- People take the "good" for granted and focus on what they consider to be bad.
- A loss of empathy. The ability to view the relationship from the other person's perspective is essential in dealing with the stressors of a relationship.
- They no longer have common interests or their needs change. Not everyone deals well with change.
The Impact Of A Disability
Disabilities break down the basic structures of relationships. Roles may be reversed overnight with the woman becoming the bread winner or the man becoming the homemaker. These are traditional roles and it can easily be the opposite where a woman is forced to put a career on hold or abandon it altogether. We typically talk about how brain injury, stroke or dementia will exaggerate a person's preexisting personality traits. A difficult, short tempered and impulsive individual becomes just that much worse as a result of the disability. However, we also need to look at it from the caregiver's point of view. A nurturing partner is more likely to do well and adapt more easily than someone who is more self centered. The disability places increasing demands on the relationship.
The common wisdom had been that the divorce rate was higher after someone has a brain injury. However, a recent article, "The Truth About Divorce After Brain Injury," notes that in a study of 120 brain injury survivors, 75 percent were still married at the time of follow up.Important predictors were:
- Older persons were less likely to get divorced.
- People who had been married for longer periods were less likely to get divorced.
- The more serious the injury the greater the likelihood of divorce.
- In severe injury groups, minority group members were more likely to stay married.
A Relationship Checklist
Dr Hoine and I sat down and created an unscientific checklist that you can use to evaluate your relationship and how it might weather the storm of a disability. We can tell you from the experience, that these storms are not predictable and show up at your front door both unexpected and unannounced.
- Communication: Evaluate how well you and your partner communicate and remember that it is less about what each of you say and more about what each of you hear. A simple request to take out the garbage may be heard as just one more unreasonable demand or an unfair criticism.
- Competence: The individual's perception of their competence. The more an individual has a sense of self competence the more secure they feel in their lives and their relationships.
- Maturity: Do you have a mature relationship? The prominent psychoanalyst, Eric Fromm, discriminated between mature and immature relationships by writing that in an immature relationship the individual says, "I love you because I need you," as opposed to the mature relationship saying, "I need you because I love you." I don't need you to make me feel important or special; I need you only for the relationship.
- Empathy: This is the ability to see the relationship and world from the other person's perspective.
- Coping Skills: The healthier the individual's personality the better one's chances of adapting to change.
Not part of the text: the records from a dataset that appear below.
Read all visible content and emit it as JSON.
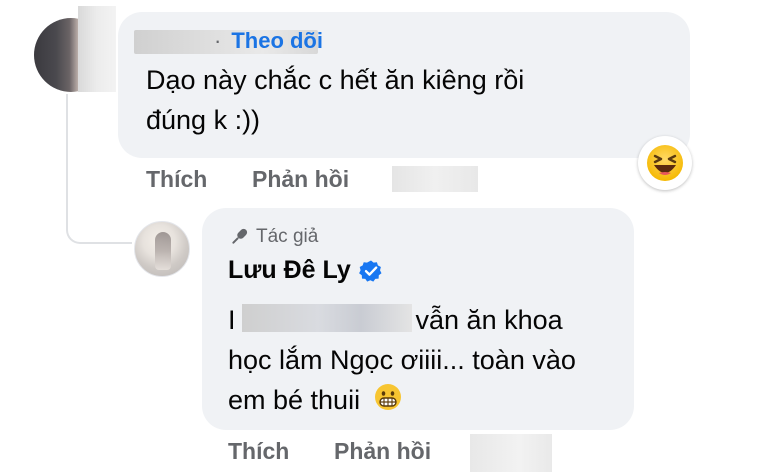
{
  "comment": {
    "follow_label": "Theo dõi",
    "follow_separator": "·",
    "text_line1": "Dạo này chắc c hết ăn kiêng rồi",
    "text_line2": "đúng k :))",
    "like_label": "Thích",
    "reply_label": "Phản hồi",
    "reaction_icon": "haha-reaction-icon"
  },
  "reply": {
    "author_badge": "Tác giả",
    "author_name": "Lưu Đê Ly",
    "verified_icon": "verified-badge-icon",
    "text_line1_prefix": "I",
    "text_line1_suffix": "vẫn ăn khoa",
    "text_line2": "học lắm Ngọc ơiiii... toàn vào",
    "text_line3": "em bé thuii",
    "emoji_icon": "grimacing-emoji-icon",
    "like_label": "Thích",
    "reply_label": "Phản hồi"
  },
  "colors": {
    "bubble": "#f0f2f5",
    "link_blue": "#1b74e4",
    "muted": "#65676b",
    "verified_blue": "#1877f2"
  }
}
The preexisting personality of the able-bodied partner is critical to the post disability relationship.
- Financial Resources: We can quote studies on happiness that diminish the importance of the relationship of money and happiness. However, it does make a significant difference whether one has the financial resources to deal with the disability. This may mean having good medical insurance or the financial resources to help with care taking, or just provide a little relief to recharge your batteries.
Just writing this article made me think differently about things; hopefully it will do the same for you.
Follow Richard C. Senelick, M.D. on Twitter: www.twitter.com/RichardSenelick